=== TASK DETAILS ===
Your task is to return the data below, word for word.

=== TASK INPUT ===

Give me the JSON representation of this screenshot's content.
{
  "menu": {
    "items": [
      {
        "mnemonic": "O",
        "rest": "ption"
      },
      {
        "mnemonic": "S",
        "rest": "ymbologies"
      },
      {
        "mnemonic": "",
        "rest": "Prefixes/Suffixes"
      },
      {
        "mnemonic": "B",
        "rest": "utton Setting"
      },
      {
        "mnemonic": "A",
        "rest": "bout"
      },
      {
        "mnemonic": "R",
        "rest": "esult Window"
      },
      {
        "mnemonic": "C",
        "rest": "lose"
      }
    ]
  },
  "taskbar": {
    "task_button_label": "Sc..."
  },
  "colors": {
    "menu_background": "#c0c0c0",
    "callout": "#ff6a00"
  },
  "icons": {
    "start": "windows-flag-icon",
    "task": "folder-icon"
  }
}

=== EXERCISE RESPONSE ===
Give me the JSON representation of this screenshot's content.
{
  "menu": {
    "items": [
      {
        "mnemonic": "O",
        "rest": "ption"
      },
      {
        "mnemonic": "S",
        "rest": "ymbologies"
      },
      {
        "mnemonic": "",
        "rest": "Prefixes/Suffixes"
      },
      {
        "mnemonic": "B",
        "rest": "utton Setting"
      },
      {
        "mnemonic": "A",
        "rest": "bout"
      },
      {
        "mnemonic": "R",
        "rest": "esult Window"
      },
      {
        "mnemonic": "C",
        "rest": "lose"
      }
    ]
  },
  "taskbar": {
    "task_button_label": "Sc..."
  },
  "colors": {
    "menu_background": "#c0c0c0",
    "callout": "#ff6a00"
  },
  "icons": {
    "start": "windows-flag-icon",
    "task": "folder-icon"
  }
}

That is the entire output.